The exceptionally clear night provided perfect conditions for the BBC Stargazing Live event which lasted for five hours after dusk.
Enthusiasts also had the opportunity to hear from experts at a spin-off event in the auditorium of the nearby Oran Mor bar.
They included David Woods, author of How Apollo Flew to the Moon, and astronomy experts from Glasgow University. Professor Martin Hendry and Dr Siong Heng talked about space flights and the Big Bang.
Other events included telescope sessions, mobile planetarium shows, comet-making and robot satellites in action. The event is a spin off from the BBC Stargazing Live TV series hosted by Professor Brian Cox. Meanwhile, scientists said the coming week is set to offer the best chance of seeing the aurora borealis for more than a decade.

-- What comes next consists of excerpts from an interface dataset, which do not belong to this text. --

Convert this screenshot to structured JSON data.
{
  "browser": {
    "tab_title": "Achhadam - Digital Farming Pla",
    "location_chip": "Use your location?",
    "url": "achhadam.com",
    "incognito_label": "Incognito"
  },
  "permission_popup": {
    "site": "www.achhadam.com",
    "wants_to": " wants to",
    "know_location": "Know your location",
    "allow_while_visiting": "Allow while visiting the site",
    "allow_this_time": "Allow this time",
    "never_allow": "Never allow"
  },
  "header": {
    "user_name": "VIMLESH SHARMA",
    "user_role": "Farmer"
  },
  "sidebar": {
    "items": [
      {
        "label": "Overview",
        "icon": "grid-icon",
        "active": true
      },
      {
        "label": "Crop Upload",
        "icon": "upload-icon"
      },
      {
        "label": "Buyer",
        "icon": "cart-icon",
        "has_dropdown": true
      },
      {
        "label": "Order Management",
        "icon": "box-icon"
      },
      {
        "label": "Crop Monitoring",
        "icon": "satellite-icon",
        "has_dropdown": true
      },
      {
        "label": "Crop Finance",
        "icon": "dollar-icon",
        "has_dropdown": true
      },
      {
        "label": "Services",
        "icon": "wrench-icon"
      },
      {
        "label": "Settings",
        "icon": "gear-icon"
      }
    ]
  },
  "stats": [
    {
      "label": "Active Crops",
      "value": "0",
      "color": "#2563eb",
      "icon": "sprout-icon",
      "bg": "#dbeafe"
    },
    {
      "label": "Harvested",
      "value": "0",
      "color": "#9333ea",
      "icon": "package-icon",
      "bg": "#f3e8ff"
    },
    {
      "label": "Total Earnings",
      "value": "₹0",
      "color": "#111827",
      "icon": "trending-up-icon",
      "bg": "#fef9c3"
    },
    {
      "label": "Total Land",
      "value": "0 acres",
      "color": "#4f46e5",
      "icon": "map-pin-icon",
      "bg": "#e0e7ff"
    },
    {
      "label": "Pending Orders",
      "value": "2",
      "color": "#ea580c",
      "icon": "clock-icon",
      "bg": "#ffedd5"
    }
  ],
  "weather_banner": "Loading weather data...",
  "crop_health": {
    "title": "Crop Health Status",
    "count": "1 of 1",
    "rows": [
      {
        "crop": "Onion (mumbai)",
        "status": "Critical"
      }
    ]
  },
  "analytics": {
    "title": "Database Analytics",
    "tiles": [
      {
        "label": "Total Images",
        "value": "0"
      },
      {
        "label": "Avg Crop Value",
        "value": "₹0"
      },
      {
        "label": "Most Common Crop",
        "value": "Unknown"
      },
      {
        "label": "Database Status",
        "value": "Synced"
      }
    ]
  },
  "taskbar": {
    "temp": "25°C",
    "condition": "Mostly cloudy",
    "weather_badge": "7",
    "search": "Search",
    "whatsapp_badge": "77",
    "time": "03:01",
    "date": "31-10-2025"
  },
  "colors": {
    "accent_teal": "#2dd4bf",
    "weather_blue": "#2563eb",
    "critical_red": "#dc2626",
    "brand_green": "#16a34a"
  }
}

Activity on the surface of the sun that causes the spectacular northern lights is currently at a peak.
The light display is caused when highly energised particles emitted from the sun interact with the magnetic field around the Earth. This activity is reaching the peak of an 11-year "sun spot cycle" known as the solar maximum.

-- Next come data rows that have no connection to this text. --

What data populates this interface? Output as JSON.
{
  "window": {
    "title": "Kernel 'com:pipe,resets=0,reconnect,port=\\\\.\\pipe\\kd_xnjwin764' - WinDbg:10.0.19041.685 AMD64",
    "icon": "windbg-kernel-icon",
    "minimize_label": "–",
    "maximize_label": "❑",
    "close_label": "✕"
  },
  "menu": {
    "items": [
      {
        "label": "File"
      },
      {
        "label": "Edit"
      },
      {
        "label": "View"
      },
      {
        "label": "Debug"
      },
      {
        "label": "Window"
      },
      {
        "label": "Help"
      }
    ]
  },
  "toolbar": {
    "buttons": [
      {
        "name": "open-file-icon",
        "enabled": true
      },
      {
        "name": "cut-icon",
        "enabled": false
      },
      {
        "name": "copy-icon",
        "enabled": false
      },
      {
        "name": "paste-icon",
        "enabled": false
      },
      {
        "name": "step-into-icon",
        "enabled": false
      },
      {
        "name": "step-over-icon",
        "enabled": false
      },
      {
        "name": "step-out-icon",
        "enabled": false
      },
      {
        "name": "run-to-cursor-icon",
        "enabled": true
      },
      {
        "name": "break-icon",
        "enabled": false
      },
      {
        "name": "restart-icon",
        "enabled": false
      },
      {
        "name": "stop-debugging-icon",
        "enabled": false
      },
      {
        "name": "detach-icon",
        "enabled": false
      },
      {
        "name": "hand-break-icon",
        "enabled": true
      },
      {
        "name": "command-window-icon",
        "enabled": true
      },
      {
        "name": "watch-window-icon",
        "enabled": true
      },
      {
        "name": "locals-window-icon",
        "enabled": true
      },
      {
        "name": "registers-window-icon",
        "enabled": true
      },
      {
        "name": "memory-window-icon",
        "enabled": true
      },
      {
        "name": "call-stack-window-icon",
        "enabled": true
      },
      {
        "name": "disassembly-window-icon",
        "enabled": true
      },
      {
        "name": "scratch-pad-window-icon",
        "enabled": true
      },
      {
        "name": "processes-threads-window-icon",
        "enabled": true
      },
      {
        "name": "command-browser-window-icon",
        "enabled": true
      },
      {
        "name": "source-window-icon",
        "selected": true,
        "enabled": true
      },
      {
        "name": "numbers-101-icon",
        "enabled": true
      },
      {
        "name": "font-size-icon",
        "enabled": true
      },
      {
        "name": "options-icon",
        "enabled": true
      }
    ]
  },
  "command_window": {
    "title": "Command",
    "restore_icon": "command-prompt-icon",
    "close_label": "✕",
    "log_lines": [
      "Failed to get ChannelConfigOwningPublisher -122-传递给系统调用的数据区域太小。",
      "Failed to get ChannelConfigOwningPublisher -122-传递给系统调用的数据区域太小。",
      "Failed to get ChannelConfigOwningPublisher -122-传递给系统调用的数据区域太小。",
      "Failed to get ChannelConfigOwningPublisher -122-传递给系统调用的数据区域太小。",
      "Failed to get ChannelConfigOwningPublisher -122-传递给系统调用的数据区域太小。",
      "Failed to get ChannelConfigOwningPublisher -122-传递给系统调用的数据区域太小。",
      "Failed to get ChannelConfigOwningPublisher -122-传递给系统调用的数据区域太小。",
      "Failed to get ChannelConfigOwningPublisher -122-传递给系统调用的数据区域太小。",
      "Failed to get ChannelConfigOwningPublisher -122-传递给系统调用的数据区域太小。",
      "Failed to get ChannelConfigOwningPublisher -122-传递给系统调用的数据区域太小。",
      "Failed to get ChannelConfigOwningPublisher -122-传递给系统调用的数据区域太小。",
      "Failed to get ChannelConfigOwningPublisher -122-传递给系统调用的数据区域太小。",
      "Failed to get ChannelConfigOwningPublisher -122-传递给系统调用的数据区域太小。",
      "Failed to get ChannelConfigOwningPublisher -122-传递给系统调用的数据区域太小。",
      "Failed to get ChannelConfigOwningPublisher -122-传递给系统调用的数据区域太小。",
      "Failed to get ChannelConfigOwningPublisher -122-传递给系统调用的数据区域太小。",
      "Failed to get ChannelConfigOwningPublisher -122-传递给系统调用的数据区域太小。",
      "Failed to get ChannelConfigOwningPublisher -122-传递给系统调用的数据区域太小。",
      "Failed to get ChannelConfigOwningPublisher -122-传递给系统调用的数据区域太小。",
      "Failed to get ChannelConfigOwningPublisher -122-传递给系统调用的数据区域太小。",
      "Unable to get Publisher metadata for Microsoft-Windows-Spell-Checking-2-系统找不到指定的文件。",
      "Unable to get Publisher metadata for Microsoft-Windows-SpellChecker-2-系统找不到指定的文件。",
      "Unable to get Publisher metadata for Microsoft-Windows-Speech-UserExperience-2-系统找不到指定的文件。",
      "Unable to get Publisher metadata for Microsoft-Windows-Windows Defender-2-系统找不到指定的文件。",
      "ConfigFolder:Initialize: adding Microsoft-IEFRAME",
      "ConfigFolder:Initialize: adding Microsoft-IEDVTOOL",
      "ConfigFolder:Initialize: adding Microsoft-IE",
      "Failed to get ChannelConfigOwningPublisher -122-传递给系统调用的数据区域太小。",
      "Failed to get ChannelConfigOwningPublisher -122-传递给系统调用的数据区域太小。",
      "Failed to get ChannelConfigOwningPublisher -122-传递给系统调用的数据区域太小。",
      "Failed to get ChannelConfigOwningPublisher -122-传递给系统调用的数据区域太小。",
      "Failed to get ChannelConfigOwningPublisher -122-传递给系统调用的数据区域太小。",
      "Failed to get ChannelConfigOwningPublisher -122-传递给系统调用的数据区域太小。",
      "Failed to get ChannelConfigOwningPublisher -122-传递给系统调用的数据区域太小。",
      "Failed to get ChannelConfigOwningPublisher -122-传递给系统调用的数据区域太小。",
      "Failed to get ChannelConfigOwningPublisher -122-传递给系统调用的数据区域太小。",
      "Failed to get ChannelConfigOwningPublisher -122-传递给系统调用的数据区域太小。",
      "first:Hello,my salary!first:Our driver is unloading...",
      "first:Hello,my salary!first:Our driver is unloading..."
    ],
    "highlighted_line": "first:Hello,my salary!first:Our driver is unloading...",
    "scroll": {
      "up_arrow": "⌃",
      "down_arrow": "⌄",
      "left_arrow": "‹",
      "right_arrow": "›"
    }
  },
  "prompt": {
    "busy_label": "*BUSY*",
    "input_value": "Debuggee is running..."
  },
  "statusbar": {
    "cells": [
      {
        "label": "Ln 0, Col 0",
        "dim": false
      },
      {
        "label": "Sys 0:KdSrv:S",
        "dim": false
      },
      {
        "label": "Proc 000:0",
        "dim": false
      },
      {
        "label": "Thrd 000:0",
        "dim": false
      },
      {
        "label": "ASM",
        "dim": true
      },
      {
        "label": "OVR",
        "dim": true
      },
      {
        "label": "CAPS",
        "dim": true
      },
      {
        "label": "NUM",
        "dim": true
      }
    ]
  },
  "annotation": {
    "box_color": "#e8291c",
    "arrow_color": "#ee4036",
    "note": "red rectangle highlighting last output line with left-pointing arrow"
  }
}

Experts at the Royal Observatory in Edinburgh say that the remainder of this winter could provide the best chance of seeing the aurora borealis until it reaches its next peak around 2024.

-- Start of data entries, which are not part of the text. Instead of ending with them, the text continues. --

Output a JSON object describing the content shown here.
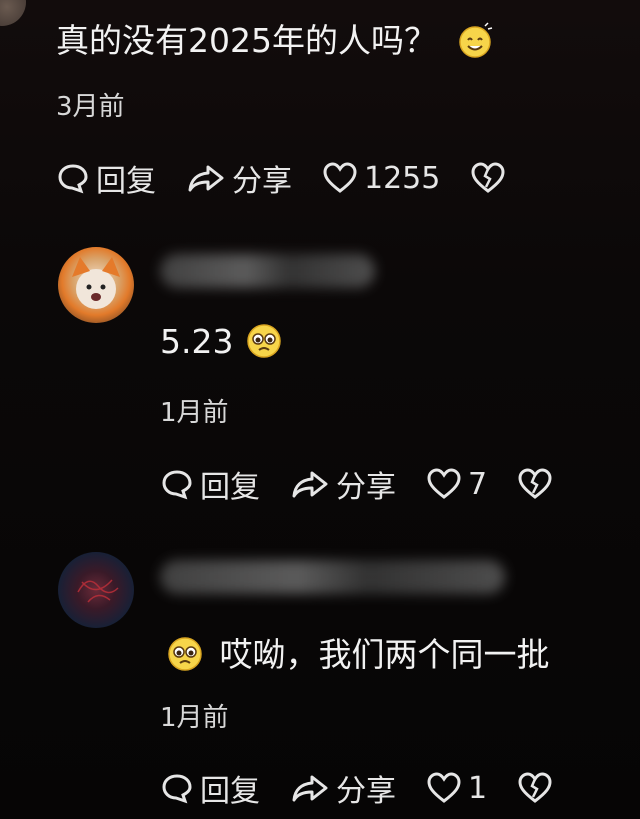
{
  "main": {
    "comment": "真的没有2025年的人吗？",
    "time": "3月前",
    "reply_label": "回复",
    "share_label": "分享",
    "like_count": "1255"
  },
  "replies": [
    {
      "text": "5.23",
      "time": "1月前",
      "reply_label": "回复",
      "share_label": "分享",
      "like_count": "7"
    },
    {
      "text": "哎呦，我们两个同一批",
      "time": "1月前",
      "reply_label": "回复",
      "share_label": "分享",
      "like_count": "1"
    }
  ],
  "colors": {
    "background": "#0a0707",
    "text": "#eeeeee",
    "emoji_yellow": "#f7d54a"
  },
  "icons": [
    "smile-emoji-icon",
    "pleading-emoji-icon",
    "comment-bubble-icon",
    "share-arrow-icon",
    "heart-icon",
    "broken-heart-icon"
  ]
}
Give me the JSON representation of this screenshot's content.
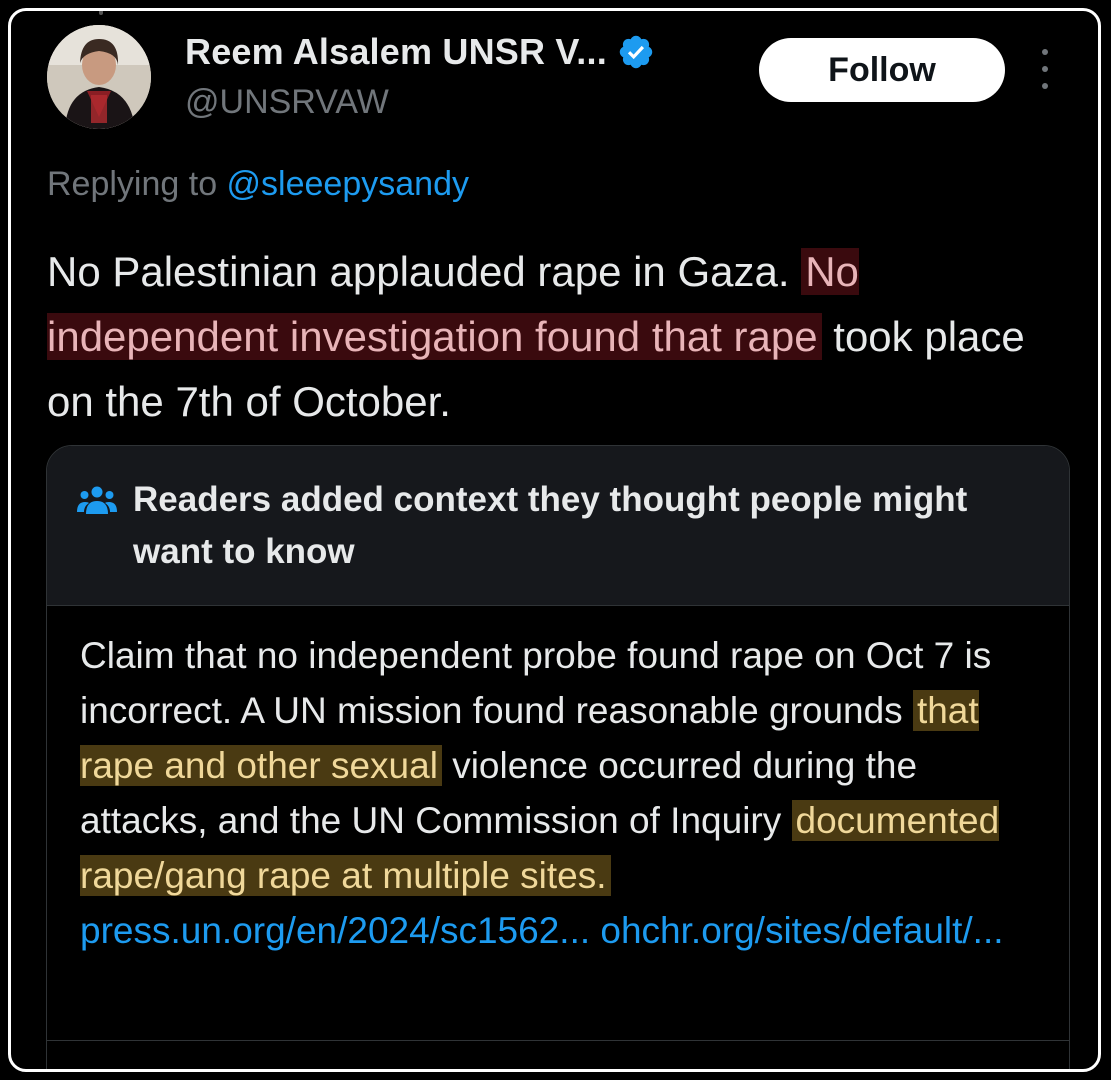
{
  "post": {
    "author_name": "Reem Alsalem UNSR V...",
    "handle": "@UNSRVAW",
    "follow_label": "Follow",
    "replying_prefix": "Replying to ",
    "replying_to": "@sleeepysandy",
    "text_part1": "No Palestinian applauded rape in Gaza. ",
    "text_highlight": "No independent investigation found that rape",
    "text_part2": " took place on the 7th of October."
  },
  "note": {
    "title": "Readers added context they thought people might want to know",
    "body_part1": "Claim that no independent probe found rape on Oct 7 is incorrect. A UN mission found reasonable grounds ",
    "highlight1": "that rape and other sexual",
    "body_part2": " violence occurred during the attacks, and the UN Commission of Inquiry ",
    "highlight2": "documented rape/gang rape at multiple sites.",
    "link1": "press.un.org/en/2024/sc1562...",
    "link2": "ohchr.org/sites/default/..."
  },
  "colors": {
    "background": "#000000",
    "text": "#e7e9ea",
    "muted": "#71767b",
    "link": "#1d9bf0",
    "verified": "#1d9bf0",
    "red_highlight": "#3a0a0e",
    "gold_highlight": "#4a3a12"
  },
  "icons": {
    "verified": "verified-badge-icon",
    "more": "more-vertical-icon",
    "community_notes": "people-group-icon"
  }
}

Astronomer Vanessa Stroud said: "We are currently reaching the peak of the solar maximum, when people in Scotland are most likely to see aurora."